Hines Furlong Line Inc., the expansion-minded operator/charterer of boats and barges, recently acquired three towboats and has others under construction. The boats that it bought are the mvs. Mountain State, Robert D. Byrd and Scout. Hines renamed and repainted them to include its distinctive flying “H” logo.
One of the boats Hines Furlong bought, the Mountain State, is a 166-foot, 6,000 hp. towboat, previously owned by AEP River Operations. It is a twin-screw vessel with kort nozzles that was built in 2009 by Quality Shipyards. Presently at work in the company’s fully found charter trade on the Ohio and Mississippi rivers, the boat was renamed Porter J. Furlong, after “my four-year-old son,” said owner Kent Furlong.
Additionally, Hines purchased the Robert D. Byrd from American Commercial Barge Line and renamed it the Tim P. Studdert. Also built by Quality Shipyards, but in 1998, the 180-foot, twin-screw towboat has 8,000 hp. and kort nozzles. Its namesake is president of Buffalo Marine Service and “one of my closest friends,” said Furlong. “It is the tallest vessel in our fleet,” he added, which is fitting “since Tim is 6 feet, 7 inches.” Hines Furlong has the boat working in its fully found charter trade on the Lower Mississippi River.

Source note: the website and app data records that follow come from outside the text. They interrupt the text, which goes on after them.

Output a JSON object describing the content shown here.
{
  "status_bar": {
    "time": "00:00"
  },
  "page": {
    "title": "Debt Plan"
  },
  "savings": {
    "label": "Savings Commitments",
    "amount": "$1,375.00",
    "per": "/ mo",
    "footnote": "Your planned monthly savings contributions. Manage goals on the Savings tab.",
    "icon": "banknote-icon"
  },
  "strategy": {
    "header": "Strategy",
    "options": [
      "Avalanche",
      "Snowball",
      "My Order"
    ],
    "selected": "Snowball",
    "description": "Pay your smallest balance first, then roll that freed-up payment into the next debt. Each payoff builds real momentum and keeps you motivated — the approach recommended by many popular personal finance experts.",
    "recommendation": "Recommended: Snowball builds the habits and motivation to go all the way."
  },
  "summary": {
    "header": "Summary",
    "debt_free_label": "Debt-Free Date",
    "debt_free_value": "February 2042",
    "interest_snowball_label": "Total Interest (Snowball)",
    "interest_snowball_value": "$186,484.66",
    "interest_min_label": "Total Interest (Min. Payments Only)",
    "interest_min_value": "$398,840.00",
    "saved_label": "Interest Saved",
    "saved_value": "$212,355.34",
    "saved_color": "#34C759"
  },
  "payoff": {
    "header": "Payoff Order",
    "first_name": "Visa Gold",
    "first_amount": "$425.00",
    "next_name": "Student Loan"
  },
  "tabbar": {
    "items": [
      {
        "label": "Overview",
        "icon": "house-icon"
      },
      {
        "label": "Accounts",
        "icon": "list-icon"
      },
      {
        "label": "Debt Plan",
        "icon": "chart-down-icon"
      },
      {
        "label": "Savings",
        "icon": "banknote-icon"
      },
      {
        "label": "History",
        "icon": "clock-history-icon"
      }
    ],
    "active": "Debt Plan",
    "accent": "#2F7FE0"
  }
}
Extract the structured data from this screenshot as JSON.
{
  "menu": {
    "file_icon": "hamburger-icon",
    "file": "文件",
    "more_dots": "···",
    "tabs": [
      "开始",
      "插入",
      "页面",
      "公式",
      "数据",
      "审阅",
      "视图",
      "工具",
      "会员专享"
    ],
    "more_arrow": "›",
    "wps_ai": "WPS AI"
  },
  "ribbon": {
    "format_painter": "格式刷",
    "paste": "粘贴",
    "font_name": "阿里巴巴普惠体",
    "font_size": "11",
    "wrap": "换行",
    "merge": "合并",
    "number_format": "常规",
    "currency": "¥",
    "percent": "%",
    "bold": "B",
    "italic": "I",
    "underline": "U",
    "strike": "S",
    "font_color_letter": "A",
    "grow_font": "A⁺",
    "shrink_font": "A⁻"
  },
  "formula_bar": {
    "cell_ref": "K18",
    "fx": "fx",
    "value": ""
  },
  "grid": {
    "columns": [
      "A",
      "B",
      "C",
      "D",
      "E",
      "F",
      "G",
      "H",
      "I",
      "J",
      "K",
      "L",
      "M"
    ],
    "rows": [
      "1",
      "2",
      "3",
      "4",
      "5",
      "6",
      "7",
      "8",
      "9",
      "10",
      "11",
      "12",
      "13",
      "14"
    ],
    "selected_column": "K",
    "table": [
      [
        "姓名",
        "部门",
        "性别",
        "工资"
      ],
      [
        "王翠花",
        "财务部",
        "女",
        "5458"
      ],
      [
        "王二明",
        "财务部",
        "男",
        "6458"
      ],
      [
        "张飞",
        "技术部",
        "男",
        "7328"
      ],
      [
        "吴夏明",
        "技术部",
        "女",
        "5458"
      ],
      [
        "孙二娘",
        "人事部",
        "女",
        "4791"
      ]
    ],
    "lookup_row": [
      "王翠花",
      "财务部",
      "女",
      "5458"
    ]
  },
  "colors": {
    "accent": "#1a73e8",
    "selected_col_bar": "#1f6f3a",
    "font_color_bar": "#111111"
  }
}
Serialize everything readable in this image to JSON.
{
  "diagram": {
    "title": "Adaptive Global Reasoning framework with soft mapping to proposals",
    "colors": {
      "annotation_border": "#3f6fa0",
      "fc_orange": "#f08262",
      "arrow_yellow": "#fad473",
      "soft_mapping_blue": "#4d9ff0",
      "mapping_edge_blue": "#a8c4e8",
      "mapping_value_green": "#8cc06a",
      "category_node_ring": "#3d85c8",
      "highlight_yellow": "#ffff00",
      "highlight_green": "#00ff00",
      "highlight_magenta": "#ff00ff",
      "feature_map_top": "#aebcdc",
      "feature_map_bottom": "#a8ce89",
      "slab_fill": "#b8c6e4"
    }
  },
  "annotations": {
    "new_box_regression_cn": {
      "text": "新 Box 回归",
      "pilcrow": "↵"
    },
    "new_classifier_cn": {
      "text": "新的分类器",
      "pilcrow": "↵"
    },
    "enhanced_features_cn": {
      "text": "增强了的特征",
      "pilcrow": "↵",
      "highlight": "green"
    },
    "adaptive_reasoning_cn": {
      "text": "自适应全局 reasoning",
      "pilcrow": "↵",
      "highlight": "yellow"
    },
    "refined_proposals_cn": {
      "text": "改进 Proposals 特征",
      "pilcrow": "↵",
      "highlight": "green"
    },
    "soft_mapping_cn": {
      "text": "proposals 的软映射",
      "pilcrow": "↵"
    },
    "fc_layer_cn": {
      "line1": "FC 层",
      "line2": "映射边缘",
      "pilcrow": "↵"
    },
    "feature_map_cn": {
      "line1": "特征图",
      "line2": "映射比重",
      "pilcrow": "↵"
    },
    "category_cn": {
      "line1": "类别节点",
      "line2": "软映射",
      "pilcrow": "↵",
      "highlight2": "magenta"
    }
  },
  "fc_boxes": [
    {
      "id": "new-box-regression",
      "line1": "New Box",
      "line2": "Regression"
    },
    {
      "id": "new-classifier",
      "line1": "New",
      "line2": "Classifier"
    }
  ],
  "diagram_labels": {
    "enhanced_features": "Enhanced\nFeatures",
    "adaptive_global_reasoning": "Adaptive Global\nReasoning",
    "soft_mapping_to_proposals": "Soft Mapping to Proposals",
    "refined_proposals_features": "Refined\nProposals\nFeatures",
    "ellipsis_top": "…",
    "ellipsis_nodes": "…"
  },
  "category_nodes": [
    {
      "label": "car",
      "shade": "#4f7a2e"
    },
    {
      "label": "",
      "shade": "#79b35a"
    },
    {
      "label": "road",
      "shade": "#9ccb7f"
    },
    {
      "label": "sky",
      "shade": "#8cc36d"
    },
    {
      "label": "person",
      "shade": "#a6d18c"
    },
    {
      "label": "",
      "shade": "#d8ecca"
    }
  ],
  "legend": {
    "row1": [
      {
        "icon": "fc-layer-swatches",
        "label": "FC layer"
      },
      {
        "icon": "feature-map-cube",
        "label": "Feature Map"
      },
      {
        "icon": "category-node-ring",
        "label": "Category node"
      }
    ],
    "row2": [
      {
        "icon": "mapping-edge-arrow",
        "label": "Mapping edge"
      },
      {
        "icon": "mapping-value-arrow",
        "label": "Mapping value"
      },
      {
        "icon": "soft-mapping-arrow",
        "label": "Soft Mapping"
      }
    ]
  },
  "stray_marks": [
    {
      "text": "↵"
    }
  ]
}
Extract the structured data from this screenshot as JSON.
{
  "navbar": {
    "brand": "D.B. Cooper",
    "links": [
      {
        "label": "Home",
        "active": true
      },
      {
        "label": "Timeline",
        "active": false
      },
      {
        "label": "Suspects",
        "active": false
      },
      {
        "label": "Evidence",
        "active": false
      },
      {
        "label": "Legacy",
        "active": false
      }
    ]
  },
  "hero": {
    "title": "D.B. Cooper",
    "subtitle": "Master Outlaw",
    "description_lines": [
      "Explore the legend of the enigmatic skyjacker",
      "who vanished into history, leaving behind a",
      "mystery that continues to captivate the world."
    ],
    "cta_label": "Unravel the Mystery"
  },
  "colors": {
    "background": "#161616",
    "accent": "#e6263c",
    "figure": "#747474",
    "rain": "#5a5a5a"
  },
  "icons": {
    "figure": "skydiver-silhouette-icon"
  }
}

Lastly, Hines Furlong added the Old Hickory, formerly the Scout, to work as a harbor boat in either Clarksville or Nashville, Tenn. Previously owned by Harley Marine Services, it is a 76-foot, 2,000 hp. towboat built by Raymond & Associates in 2011. It will be “ready to enter service in a few weeks, after shipyard work is complete,” Furlong said.
In addition, the burgeoning enterprise is building 2,000, 4,000 and 6,000 hp. boats at four different shipyards, said Furlong. Slated for delivery in the fourth quarter of this year and throughout 2020, they are being built with Tier III engine packages, he said.
Hines Furlong Line, which has its corporate office in Nashville and an operations base in Paducah, presently operates 13 towboats ranging from 3,600 hp. to 8,000 hp. and several harbor boats, all engaged in either third party towing and fleeting on the Cumberland River or fully found charters on other rivers, Furlong said. “The leased fleet is presently comprised of 55 tank barges and four towboats,” he said. The growing company currently employs 260 professional mariners and shoreside personnel.
Caption for top photo: The mv. Tim P. Studdert was formerly the Robert D. Byrd of American Commercial Barge Line.